ISL Online’s tunnelling technology is a powerful feature which, besides giving you the possibility to establish a secure RDP connection to a Windows computer in a remote network, also provides you with a few other advantages. You can create a jump box to a remote system or allow local users to access a remote computer through your own computer.
In our previous post, we have covered detailed instructions on how to configure the tunnel and then start an RDP connection via ISL Online (read the blog). Once you have done that you can try out the advanced use cases we present below.
USE CASE 1: Connect to a remote system through a jump box
In this scenario, you install the ISL AlwaysOn remote agent on only one computer in the remote network. This computer serves as a jump box through which you can then connect to any other computer in the same remote network.
Step 1: Connect to a jump box in a remote network
First, you need to install ISL AlwaysOn, the remote agent, on a Windows computer in the remote network. This machine will serve you as a jump box. Once you have set up unattended access, connect to this computer. From there you can reach any other RDP enabled computer in that remote network. What you’ll need to know is the IP addresses of those computers.
Step 2: Create an RDP tunnel
Click the “Desktop Sharing” icon on the ISL Light remote view and select “New tunnel” under “Connect via” option. Choose RDP tunnel and type in the IP address of the computer which you’d like to access. In the dialog window you can see the rule, which will automatically execute the RDP program and connect to the IP you have specified through the ports specified in the rule.
Step 3: Connect directly from a local computer to computers in the remote network
Once you have created a new tunnel (you have actually defined the rule) it shows up in the menu of your local computer under “Connect via”. So, next time you will be able to connect directly to that specific computer in the remote network through a jump box by skipping the first step of connecting to the jump box computer with the ISL AlwaysOn remote agent installed.
USE CASE 2: Allow local users to connect to a remote computer through your computer
In this case, you establish an RDP connection to a computer in a remote network with the ISL AlwaysOn remote agent installed. By creating a custom tunnel, you can then allow users in your network to connect to the remote computer through your computer by using their RDP access. This time your computer plays the role of a jump box.
Step 1: Set up unattended access on a remote computer
First, you need to install a remote agent, ISL AlwaysOn, on a computer in the remote network. This is the computer to which you would like to allow access to other users in your network through RDP.
Step 2: Create a custom tunnel
Connect to the AlwaysOn enabled computer in the remote network and create a new custom tunnel (Desktop Sharing icon > Connect via > New Tunnel). In the rule, you need to specify that on the local part you will bind all the IPs available so anyone can connect through your computer.

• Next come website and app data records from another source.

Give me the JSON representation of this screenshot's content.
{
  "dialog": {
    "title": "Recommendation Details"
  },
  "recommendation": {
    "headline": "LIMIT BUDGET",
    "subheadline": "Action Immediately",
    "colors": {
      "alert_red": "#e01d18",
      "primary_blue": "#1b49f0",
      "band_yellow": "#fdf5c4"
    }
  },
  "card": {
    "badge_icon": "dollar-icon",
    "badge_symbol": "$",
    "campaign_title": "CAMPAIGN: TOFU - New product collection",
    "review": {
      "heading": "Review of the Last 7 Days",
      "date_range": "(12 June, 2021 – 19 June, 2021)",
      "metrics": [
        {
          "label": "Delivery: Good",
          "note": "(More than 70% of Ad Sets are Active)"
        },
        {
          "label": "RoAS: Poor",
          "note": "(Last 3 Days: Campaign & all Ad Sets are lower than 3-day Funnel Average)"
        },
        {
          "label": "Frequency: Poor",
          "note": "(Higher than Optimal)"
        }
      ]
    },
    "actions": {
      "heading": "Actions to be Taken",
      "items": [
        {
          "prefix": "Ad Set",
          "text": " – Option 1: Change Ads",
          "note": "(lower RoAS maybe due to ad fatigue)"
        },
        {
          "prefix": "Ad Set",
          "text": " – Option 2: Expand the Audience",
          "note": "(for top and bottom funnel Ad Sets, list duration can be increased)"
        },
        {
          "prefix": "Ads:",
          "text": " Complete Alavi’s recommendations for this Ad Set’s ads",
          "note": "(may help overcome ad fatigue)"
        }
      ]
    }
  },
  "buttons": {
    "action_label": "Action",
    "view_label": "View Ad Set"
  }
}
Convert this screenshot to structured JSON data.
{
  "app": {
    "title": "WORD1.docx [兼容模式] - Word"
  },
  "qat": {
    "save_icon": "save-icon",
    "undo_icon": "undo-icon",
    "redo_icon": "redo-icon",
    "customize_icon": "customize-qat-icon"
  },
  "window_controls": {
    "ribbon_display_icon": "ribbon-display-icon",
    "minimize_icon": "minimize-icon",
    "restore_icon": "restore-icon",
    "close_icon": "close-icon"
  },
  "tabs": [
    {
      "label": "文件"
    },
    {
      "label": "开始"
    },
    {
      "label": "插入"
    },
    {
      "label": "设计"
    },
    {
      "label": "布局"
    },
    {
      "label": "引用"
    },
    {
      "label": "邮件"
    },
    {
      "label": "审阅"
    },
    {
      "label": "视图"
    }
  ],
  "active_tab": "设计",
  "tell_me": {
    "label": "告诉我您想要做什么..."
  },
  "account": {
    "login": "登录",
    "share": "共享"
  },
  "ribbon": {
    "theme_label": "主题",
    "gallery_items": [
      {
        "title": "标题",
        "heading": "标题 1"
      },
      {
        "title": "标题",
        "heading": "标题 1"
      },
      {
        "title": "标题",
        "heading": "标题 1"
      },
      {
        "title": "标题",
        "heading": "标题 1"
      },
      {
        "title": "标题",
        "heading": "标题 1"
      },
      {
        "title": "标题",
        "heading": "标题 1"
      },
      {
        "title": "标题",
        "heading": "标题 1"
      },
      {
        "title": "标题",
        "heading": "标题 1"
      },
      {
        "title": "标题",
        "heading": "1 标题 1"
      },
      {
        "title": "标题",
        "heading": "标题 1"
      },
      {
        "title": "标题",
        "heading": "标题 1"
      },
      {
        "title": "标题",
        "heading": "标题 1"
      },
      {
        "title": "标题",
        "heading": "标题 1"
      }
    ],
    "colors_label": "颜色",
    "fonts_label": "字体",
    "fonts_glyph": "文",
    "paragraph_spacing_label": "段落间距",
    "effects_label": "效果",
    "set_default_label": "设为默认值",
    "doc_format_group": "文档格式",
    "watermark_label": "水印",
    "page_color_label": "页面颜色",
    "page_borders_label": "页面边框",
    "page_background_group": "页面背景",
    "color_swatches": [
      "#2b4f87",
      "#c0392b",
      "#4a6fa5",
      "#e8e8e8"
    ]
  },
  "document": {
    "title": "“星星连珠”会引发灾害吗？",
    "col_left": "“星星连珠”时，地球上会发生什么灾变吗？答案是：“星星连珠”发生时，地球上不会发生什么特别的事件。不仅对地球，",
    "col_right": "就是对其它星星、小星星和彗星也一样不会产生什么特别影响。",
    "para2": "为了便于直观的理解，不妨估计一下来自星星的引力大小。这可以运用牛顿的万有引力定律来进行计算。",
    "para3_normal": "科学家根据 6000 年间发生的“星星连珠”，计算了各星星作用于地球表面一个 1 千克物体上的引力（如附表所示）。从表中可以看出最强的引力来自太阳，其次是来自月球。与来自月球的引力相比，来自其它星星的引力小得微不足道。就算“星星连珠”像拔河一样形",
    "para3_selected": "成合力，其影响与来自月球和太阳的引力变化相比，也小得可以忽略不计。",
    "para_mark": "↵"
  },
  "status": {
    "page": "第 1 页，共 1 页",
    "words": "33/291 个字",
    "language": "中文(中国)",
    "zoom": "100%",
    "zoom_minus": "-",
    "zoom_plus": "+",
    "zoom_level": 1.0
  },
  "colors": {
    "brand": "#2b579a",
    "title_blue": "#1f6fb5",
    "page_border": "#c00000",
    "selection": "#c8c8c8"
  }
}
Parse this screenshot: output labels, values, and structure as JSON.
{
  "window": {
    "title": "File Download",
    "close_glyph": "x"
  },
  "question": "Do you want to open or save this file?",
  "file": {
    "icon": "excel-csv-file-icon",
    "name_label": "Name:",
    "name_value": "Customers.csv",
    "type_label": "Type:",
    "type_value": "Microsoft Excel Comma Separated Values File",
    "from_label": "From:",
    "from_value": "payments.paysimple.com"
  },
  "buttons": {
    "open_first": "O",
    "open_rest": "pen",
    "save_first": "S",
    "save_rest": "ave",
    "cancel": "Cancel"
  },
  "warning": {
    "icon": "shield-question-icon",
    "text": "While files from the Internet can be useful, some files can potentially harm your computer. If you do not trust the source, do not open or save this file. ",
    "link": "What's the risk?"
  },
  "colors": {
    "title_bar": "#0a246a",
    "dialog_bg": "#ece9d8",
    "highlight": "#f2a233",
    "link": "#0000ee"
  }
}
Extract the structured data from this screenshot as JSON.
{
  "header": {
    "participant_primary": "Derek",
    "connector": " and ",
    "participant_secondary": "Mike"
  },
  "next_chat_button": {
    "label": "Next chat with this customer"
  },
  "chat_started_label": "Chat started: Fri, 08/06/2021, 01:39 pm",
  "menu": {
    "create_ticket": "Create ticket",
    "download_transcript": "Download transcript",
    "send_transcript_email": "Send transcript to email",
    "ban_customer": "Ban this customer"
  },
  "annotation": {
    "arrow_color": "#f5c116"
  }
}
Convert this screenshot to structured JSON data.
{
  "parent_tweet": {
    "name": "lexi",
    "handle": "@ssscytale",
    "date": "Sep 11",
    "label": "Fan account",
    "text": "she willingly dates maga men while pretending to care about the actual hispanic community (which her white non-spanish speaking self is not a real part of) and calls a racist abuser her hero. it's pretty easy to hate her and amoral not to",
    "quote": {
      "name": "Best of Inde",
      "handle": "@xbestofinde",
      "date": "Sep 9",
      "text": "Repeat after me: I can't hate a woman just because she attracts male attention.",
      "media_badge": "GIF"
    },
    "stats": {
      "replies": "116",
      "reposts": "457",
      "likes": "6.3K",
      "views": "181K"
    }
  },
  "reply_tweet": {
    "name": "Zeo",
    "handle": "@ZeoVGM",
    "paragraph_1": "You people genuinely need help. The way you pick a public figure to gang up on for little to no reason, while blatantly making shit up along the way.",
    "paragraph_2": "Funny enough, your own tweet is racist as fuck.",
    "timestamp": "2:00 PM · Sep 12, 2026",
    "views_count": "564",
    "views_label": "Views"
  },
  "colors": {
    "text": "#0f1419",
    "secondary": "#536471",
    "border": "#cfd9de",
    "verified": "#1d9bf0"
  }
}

This gives users in your network the possibility to connect to the remote computer that only you have on your list of remote computers.
Step 3: A local user connects to the remote computer
Any user in your local network can now connect to the remote computer through your computer and control that remote desktop via RDP. They need to know the IP address of your computer and the port through which the connection is established. You can specify the exact port in the rule when you create a new custom tunnel or you can just leave it empty like we did above and go for a random port. You can find the port number on the local side by clicking “Connect via”.
The user opens up the Remote Desktop Connection on their computer, types in the IP address of your computer (jump box in this case) and the local port and clicks connect. Once they insert the Windows credentials of the target computer, they are connected to the remote computer via an RDP connection.
These are the two advanced options ISL Online tunnelling technology offers. Users who are familiar with tunnelling can create a tunnel and specify how the traffic will be tunnelled to the remote computer. This enables remote service accessibility even though it was originally configured to be only accessible on local computer or network.
You are welcome to read detailed screenshot instructions about tunnelling possibilities on our help pages or check our website for more information.